It’s easy to simplify overall health into a 5-second pitch. But blurbs and slogans aren’t enough to help people fix their bad habits and find lifestyle choices that are right for them. Eventually every diet system fails. Eventually the same exercise routine will hit a ceiling. For example, I gave up meat at the age of 21 and vowed to NEVER eat it again. Turns out that years later my body needs some of the nutrients that animals provide. I also used to make fun of people who went to the gym and gave such thought to physical fitness. I’m now in love with Muay Thai and fitness has become a huge part of my life. I’ve been vegan, vegetarian, pescetarian and Taco Bell-ian. I’ve tried low-fat diets, low-carb diets and counted calories. Sound familiar? I’m now an intuitive, mindful eater and have never been healthier in my life.
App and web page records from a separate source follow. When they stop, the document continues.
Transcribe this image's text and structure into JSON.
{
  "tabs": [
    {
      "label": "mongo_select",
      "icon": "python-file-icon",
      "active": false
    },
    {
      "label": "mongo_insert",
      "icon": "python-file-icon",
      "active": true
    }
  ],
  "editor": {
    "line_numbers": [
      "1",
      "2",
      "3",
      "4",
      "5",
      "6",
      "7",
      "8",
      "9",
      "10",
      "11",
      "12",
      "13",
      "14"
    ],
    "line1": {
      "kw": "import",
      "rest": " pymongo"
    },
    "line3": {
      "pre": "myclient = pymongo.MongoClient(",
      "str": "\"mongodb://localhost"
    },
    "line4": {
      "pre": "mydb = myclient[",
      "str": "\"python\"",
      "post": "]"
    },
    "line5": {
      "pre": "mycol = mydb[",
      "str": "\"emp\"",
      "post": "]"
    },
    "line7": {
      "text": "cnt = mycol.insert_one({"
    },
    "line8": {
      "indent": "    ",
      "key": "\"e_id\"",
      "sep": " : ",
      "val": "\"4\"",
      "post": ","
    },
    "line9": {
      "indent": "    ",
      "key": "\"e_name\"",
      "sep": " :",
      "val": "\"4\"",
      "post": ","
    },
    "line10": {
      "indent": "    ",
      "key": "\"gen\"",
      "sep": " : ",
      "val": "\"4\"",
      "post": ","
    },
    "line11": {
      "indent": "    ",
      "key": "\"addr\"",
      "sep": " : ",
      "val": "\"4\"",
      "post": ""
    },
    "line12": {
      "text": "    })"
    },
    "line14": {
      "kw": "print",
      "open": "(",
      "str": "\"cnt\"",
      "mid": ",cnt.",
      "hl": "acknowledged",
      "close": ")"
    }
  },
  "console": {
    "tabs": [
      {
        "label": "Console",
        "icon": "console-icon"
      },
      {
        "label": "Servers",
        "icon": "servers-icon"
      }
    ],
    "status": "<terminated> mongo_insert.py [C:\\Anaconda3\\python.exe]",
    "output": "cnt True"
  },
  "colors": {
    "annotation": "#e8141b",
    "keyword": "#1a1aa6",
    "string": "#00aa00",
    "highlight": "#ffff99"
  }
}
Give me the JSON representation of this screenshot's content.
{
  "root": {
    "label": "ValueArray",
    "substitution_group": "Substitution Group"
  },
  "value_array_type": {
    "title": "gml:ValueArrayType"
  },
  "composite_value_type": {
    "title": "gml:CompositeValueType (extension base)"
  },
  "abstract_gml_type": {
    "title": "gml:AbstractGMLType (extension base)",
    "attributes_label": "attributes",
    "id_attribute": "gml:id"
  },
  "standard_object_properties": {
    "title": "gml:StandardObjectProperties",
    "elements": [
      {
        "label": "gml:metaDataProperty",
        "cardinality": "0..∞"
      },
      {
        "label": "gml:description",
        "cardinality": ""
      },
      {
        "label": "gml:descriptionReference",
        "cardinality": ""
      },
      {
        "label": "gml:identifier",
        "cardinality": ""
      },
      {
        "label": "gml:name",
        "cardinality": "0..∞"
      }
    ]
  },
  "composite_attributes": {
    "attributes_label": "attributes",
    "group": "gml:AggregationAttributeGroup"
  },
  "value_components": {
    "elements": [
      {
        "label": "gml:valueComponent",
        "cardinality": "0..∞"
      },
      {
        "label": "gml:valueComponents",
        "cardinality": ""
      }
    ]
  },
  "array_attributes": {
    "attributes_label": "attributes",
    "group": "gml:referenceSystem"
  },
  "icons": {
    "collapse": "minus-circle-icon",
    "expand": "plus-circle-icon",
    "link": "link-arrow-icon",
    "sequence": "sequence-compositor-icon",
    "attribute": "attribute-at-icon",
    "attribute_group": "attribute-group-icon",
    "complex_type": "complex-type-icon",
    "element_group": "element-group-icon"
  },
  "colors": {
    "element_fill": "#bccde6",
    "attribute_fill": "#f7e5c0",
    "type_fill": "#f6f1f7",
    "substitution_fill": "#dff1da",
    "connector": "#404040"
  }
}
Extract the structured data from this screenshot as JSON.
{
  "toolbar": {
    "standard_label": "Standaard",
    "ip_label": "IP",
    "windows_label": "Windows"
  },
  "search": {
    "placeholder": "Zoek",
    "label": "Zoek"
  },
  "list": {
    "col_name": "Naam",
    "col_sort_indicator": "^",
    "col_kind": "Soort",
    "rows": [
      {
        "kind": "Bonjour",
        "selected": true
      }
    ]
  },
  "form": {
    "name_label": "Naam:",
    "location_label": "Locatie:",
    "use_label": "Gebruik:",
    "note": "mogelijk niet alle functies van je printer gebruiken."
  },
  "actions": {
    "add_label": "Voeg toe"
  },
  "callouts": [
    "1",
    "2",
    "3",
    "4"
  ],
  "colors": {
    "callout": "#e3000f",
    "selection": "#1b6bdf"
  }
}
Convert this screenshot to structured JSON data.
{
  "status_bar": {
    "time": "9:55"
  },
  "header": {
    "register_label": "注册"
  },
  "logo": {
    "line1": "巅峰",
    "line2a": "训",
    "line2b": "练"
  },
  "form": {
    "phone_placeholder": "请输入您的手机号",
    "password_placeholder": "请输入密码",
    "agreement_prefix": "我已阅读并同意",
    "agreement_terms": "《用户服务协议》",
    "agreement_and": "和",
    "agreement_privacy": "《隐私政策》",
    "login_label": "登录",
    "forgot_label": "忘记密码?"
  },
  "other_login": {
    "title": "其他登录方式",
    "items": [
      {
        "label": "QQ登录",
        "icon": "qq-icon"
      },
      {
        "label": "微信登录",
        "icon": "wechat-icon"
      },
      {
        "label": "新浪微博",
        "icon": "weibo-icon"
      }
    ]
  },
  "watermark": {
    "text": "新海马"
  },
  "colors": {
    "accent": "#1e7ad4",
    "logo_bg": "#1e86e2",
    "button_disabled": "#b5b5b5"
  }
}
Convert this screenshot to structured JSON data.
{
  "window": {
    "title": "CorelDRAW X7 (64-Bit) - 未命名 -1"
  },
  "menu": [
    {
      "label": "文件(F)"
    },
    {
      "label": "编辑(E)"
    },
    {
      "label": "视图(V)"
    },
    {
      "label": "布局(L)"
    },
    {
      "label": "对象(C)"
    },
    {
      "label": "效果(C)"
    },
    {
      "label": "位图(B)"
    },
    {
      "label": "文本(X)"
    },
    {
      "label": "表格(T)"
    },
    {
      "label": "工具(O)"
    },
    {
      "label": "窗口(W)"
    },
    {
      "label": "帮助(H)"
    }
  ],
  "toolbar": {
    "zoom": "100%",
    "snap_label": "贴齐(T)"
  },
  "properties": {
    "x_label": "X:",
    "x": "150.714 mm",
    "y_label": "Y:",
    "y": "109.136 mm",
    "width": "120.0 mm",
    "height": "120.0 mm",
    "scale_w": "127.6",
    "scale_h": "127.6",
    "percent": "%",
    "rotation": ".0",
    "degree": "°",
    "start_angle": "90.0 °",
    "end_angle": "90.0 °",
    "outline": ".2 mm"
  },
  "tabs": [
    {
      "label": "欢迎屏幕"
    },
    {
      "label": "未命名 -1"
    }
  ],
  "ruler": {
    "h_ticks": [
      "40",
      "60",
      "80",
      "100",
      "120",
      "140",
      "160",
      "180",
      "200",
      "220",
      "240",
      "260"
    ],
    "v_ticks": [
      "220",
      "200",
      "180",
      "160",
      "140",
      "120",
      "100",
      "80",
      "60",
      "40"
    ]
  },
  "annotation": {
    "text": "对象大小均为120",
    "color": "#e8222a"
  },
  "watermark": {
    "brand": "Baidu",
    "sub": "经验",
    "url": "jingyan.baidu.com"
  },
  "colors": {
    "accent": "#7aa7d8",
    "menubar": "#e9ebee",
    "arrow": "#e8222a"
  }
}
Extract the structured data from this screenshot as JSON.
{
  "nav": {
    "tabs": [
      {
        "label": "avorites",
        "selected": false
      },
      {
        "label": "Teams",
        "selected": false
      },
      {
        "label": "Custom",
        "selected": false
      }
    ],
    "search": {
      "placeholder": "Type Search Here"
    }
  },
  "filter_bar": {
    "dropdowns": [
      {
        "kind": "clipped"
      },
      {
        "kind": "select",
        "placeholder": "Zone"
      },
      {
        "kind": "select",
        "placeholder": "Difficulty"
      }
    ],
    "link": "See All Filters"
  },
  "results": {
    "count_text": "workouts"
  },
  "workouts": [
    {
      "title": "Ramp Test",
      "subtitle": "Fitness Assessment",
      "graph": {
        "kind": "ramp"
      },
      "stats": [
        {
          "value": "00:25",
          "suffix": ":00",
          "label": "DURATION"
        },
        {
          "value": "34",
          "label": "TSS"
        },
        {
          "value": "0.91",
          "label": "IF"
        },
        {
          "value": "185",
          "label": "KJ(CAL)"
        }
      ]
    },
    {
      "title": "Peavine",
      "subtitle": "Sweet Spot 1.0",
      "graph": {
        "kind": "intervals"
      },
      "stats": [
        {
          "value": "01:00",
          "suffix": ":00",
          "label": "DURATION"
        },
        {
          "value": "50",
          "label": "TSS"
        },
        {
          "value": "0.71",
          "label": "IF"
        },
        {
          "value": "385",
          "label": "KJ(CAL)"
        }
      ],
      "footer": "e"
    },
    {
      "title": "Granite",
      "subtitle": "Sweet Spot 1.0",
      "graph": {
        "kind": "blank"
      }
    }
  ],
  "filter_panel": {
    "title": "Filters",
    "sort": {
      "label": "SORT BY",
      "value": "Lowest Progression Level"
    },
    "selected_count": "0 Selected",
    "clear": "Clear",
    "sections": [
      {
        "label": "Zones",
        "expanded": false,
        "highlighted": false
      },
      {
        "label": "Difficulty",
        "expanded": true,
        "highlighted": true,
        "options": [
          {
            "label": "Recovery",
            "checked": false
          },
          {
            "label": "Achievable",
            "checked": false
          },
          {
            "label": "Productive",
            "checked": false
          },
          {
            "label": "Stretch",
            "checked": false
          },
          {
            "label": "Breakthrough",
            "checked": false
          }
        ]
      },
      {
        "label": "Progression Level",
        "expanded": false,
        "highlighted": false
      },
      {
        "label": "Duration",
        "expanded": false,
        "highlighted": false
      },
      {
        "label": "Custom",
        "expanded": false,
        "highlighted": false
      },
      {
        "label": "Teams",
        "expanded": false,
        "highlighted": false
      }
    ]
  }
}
The only way to long-term success is the ability to properly listen (and decipher) what it is that our bodies really need. This takes a lot of practice + some outside help from a Health Coach, Nutritionist, Personal Trainer or someone who is well qualified to help you with nutrition and overall physical health. I will freely admit that before my venture into health and wellness I thought I knew all the answers and that I needed no advice. I was sorely mistaken and I paid for it with many years of nutritional deficiencies, lethargy, depression and, well, a less than desirable physique.


Instead of living fast and dying young, which is a complete and utter bullsh*t mantra that unhappy people live by. Let’s start a new rebellion, shall we? How about Living Slow and Dying Old (and healthy)? It might not have the same ring to it, but being healthy is no longer a thing that hippies, losers, teetotalers and squares do. It’s a way of life that many now see as an enlightened choice. Clean living and a life filled with healthy choices is much more punk rock than following the sedentary, pizza eating, beer binging crowd who for some odd reason (insert sarcasm) always feel terrible.

Ask yourself:                                                                                                                                            Are you ready to take charge of your life, to look and feel your best? Are you ready to set a good example for your children, family and friends? Are you ready to give yourself the best chance to  add healthy and vibrant years to your life?

If you answered yes to any of these questions, it’s time.

I believe in you.

Be sure to sign up for my newsletter for some exciting announcements and a chance to win a free copy of my upcoming Fit and Clean 30-day challenge!

“The things that matter most should never be at the mercy of the things that matter least.”              – Goethe